The returning cast also fit into the story nicely. At no point does it feel cheesy, or tacked on that they’re intertwined into the chaos along with the new group of highschool kids. The natural progression of each character was believable. Dewey was made sheriff of the town, and Gale, loving him as she does, chose to stay in small town hell with him. This leads to her having absolutely nothing to write about, so when the killings begin, it sparks that old flame, and she sees an opportunity to both help solve the case, and get back on top by writing about it. Sydney is still the emotional mess that she always has been, but this time when her and Gale meet again she is the big rockstar on a book tour, rather than her.
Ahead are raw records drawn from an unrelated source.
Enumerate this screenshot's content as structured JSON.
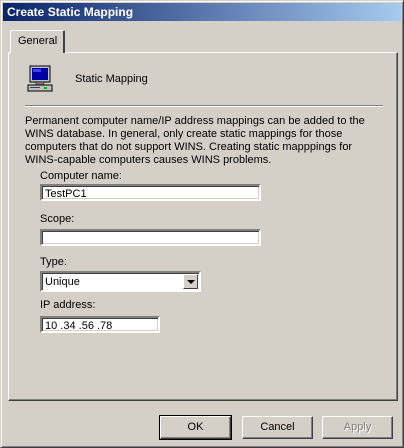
{
  "window": {
    "title": "Create Static Mapping"
  },
  "tabs": [
    {
      "label": "General"
    }
  ],
  "header": {
    "title": "Static Mapping",
    "icon": "computer-icon"
  },
  "description": "Permanent computer name/IP address mappings can be added to the WINS database. In general, only create static mappings for those computers that do not support WINS. Creating static mapppings for WINS-capable computers causes WINS problems.",
  "form": {
    "computer_name": {
      "label": "Computer name:",
      "value": "TestPC1"
    },
    "scope": {
      "label": "Scope:",
      "value": ""
    },
    "type": {
      "label": "Type:",
      "value": "Unique"
    },
    "ip_address": {
      "label": "IP address:",
      "value": "10 .34 .56 .78"
    }
  },
  "buttons": {
    "ok": "OK",
    "cancel": "Cancel",
    "apply": "Apply"
  },
  "colors": {
    "titlebar_start": "#0a246a",
    "titlebar_end": "#a6caf0",
    "face": "#d4d0c8"
  }
}
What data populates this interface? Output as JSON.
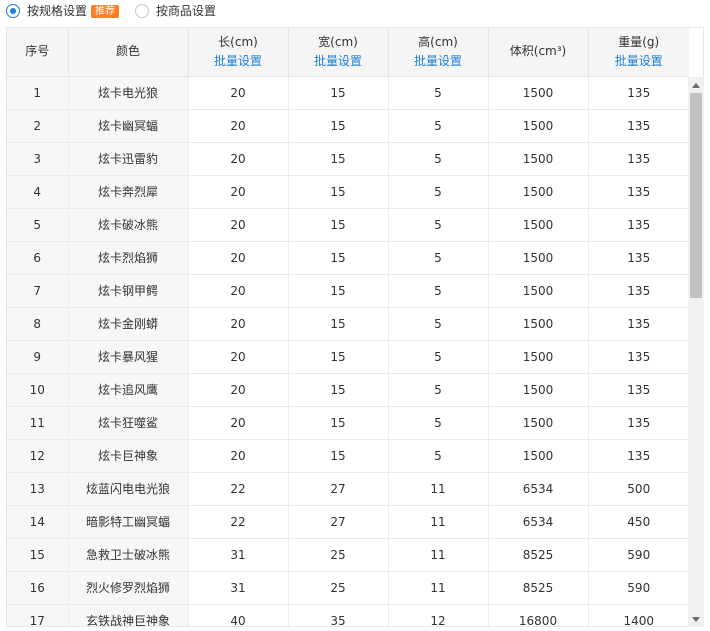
{
  "mode": {
    "by_spec_label": "按规格设置",
    "recommended_badge": "推荐",
    "by_product_label": "按商品设置",
    "selected": "by_spec"
  },
  "table": {
    "headers": {
      "index": "序号",
      "color": "颜色",
      "length": "长(cm)",
      "width": "宽(cm)",
      "height": "高(cm)",
      "volume": "体积(cm³)",
      "weight": "重量(g)"
    },
    "batch_label": "批量设置",
    "rows": [
      {
        "index": "1",
        "color": "炫卡电光狼",
        "length": "20",
        "width": "15",
        "height": "5",
        "volume": "1500",
        "weight": "135"
      },
      {
        "index": "2",
        "color": "炫卡幽冥蝠",
        "length": "20",
        "width": "15",
        "height": "5",
        "volume": "1500",
        "weight": "135"
      },
      {
        "index": "3",
        "color": "炫卡迅雷豹",
        "length": "20",
        "width": "15",
        "height": "5",
        "volume": "1500",
        "weight": "135"
      },
      {
        "index": "4",
        "color": "炫卡奔烈犀",
        "length": "20",
        "width": "15",
        "height": "5",
        "volume": "1500",
        "weight": "135"
      },
      {
        "index": "5",
        "color": "炫卡破冰熊",
        "length": "20",
        "width": "15",
        "height": "5",
        "volume": "1500",
        "weight": "135"
      },
      {
        "index": "6",
        "color": "炫卡烈焰狮",
        "length": "20",
        "width": "15",
        "height": "5",
        "volume": "1500",
        "weight": "135"
      },
      {
        "index": "7",
        "color": "炫卡钢甲鳄",
        "length": "20",
        "width": "15",
        "height": "5",
        "volume": "1500",
        "weight": "135"
      },
      {
        "index": "8",
        "color": "炫卡金刚蟒",
        "length": "20",
        "width": "15",
        "height": "5",
        "volume": "1500",
        "weight": "135"
      },
      {
        "index": "9",
        "color": "炫卡暴风猩",
        "length": "20",
        "width": "15",
        "height": "5",
        "volume": "1500",
        "weight": "135"
      },
      {
        "index": "10",
        "color": "炫卡追风鹰",
        "length": "20",
        "width": "15",
        "height": "5",
        "volume": "1500",
        "weight": "135"
      },
      {
        "index": "11",
        "color": "炫卡狂噬鲨",
        "length": "20",
        "width": "15",
        "height": "5",
        "volume": "1500",
        "weight": "135"
      },
      {
        "index": "12",
        "color": "炫卡巨神象",
        "length": "20",
        "width": "15",
        "height": "5",
        "volume": "1500",
        "weight": "135"
      },
      {
        "index": "13",
        "color": "炫蓝闪电电光狼",
        "length": "22",
        "width": "27",
        "height": "11",
        "volume": "6534",
        "weight": "500"
      },
      {
        "index": "14",
        "color": "暗影特工幽冥蝠",
        "length": "22",
        "width": "27",
        "height": "11",
        "volume": "6534",
        "weight": "450"
      },
      {
        "index": "15",
        "color": "急救卫士破冰熊",
        "length": "31",
        "width": "25",
        "height": "11",
        "volume": "8525",
        "weight": "590"
      },
      {
        "index": "16",
        "color": "烈火修罗烈焰狮",
        "length": "31",
        "width": "25",
        "height": "11",
        "volume": "8525",
        "weight": "590"
      },
      {
        "index": "17",
        "color": "玄铁战神巨神象",
        "length": "40",
        "width": "35",
        "height": "12",
        "volume": "16800",
        "weight": "1400"
      }
    ]
  },
  "colors": {
    "accent": "#1f7ed6",
    "badge": "#ff7d24",
    "header_bg": "#f5f5f5",
    "border": "#e6e6e6"
  }
}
One surprising aspect of the film is the sheer brutality. The Scream films aren’t exactly known for their highly visceral violence. It was surprising to see the level of gore that was implemented into the kills. Sure, it was an R rated flick, but the previous three weren’t bloodbaths, in any sense of the word. Now, some of you more hardened veterans of the genre, don’t let your bloodlust get into overdrive. It’s brutal and gory by mainstream slasher standards. Don’t go into the theater expecting it to compare to the likes of A Serbian Film, or Inside, as it’s not going to happen. All I’m saying is that, several of the kills are far more vicious and bloody than you would expect from a Scream movie.
There are surely going to be some that disagree with me. In fact, another writer here at The Liberal Dead and myself have already been discussing our differences of opinion on facebook while I write this review. But even though he doesn’t feel as strongly about the flick as I do, he still agrees that it’s a much better film than Scream 3. The beauty of this new sequel is that it’s not going to be a love it/hate it type of situation. There will be people that love this film, but it still has the ability to rope in viewers that will find things to enjoy, even if they aren’t as crazy about it as some others. It was a big hit in my eyes, even though it looks like it may end up being a box office failure. It had everything I could have possibly wanted in a sequel and more. It has even sparked enough interest in me to watch the original films in their newly released Blu Ray format, to see if I can possibly find a new appreciation, when originally there was none what soever. I have a feeling, even if it flops opening weekend, that word of mouth will spread that it’s not as bad as everyone dreads, and it will either pick up in a week or two, or at the very least, find a huge following when it’s released to DVD and Blu Ray. Any of you that know me at all though, will know that a recommendation to watch a Scream movie, coming from me, means a hell of a lot. I’ve talked a lot of shit about this series, a lot of which is probably undeserved, but I can say with confidence that there is no reason that you shouldn’t catch Scre4m in theaters. Even if you aren’t as impressed as I am, chances are you might have a little fun.
Be sure to check out Ted’s review over at The Blood Sprayer